She examined him quickly, then called over her shoulder, “I need bandages and water. Someone fetch a cart! Does anyone know this boy?”
One of the stone workers crouched beside her. “This is Willy Burton, our water boy. His pa is over there.” He nodded toward one of the dead men.
A women dropped to the ground on Mariah's left, rocking back and forth as she sobbed hysterically beside another body. “It's my Clyde. I know it is. He was wearing that shirt this morning. Oh, Lordy, he's dead, he's dead!”
As women gathered around to comfort her, one came rushing up with an armload of cloth, followed by a man with a bucket of water.
“Is Willy all right?” the woman asked.
Mariah dipped a piece of cloth in the water. “He has a concussion.”
“Poor little tyke,” the woman said. “His ma died two years back, and he ain't got no relatives here. Someone's gonna have to take him in now that his pa's gone.”
Mariah had learned not to show emotion when she was doctoring, yet she could feel the sting of tears behind her eyelids as she wiped the blood from the child's face. Willy didn't know it, but he had just become an orphan. “I'll take him to the dispensary. Is someone bringing a cart?”
“Right here, Doc.”
As Mariah rose to oversee the boy's move, a full-bearded, red-haired man on her right said in a low, gravelly voice, “This accident shouldn't have happened.” He glanced over his shoulder, as though he feared being overheard. “They've been working us too hard to finish the road. It's greed, pure and simple, that caused this blast.”

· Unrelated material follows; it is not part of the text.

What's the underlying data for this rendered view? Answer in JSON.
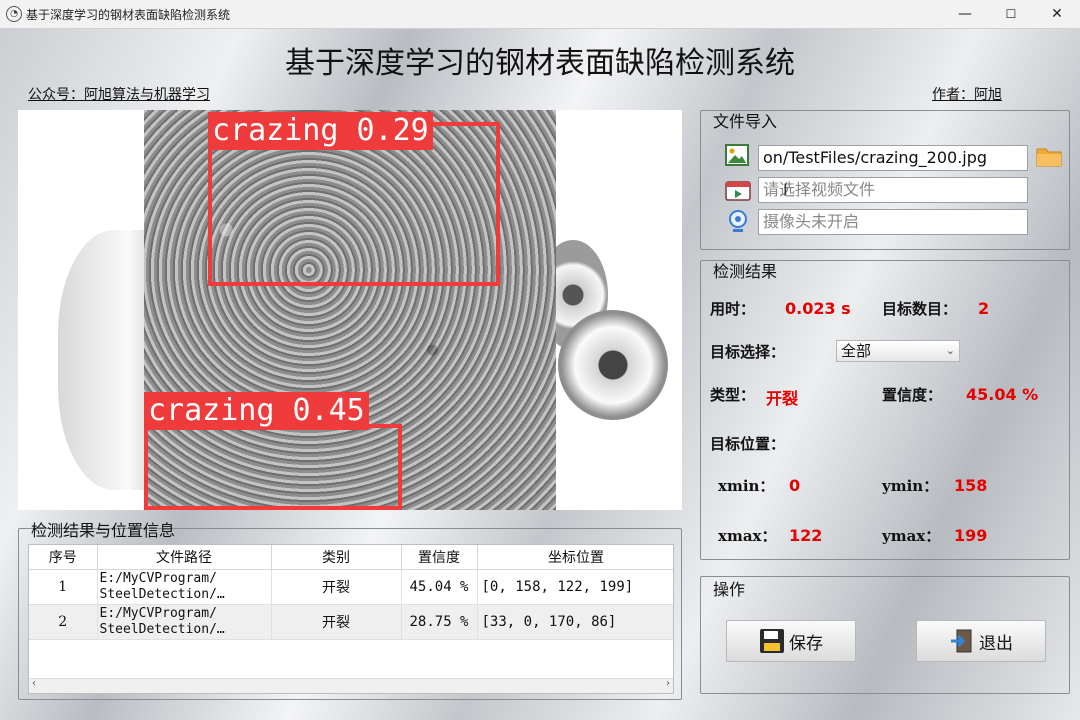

Posted December 9, 2008
In 1898, Dr. Mariah Lowe would have preferred to remain relatively anonymous while practicing medicine in Chicago. Only her father¿s deathbed request brought Mariah home to Coffee Creek, Indiana to take over his practice. Mariah never wanted to come home because the memories of her love, trust, and betrayal by Jake Sullivan, foreman of the local mine, remains too strong. When she was sixteen, Jake killed his best friend, her brother. <P>A mining accident forces Mariah and Jake to meet for the first time in years. He realizes he still loves her, but knows by having hid the truth behind her sibling¿s death to protect her, he lost her. She also still loves Jake, but feels she can never trust him. As Mariah intends to uncover the truth behind the mining incident and other so-called accidents, Jake becomes determined to protect her from an unknown but extremely dangerous assailant. <P>HIS FORBIDDEN TOUCH is an exciting Americana romantic mystery that works because of Linda O¿Brien¿s effective characters that bring the ¿Gay Nineties¿ to life. The time, place, and romance will remind readers of By the Silvery Moon. The mystery is a delightful historical piece that augments the feel of the audience reading in a previous century¿s parlor. Sub-genre fans will be courting Ms. O¿Brien to provide similarly captivating tales. <P>Harriet KlausnerWas this review helpful? Yes NoThank you for your feedback. Report this reviewThank you, this review has been flagged.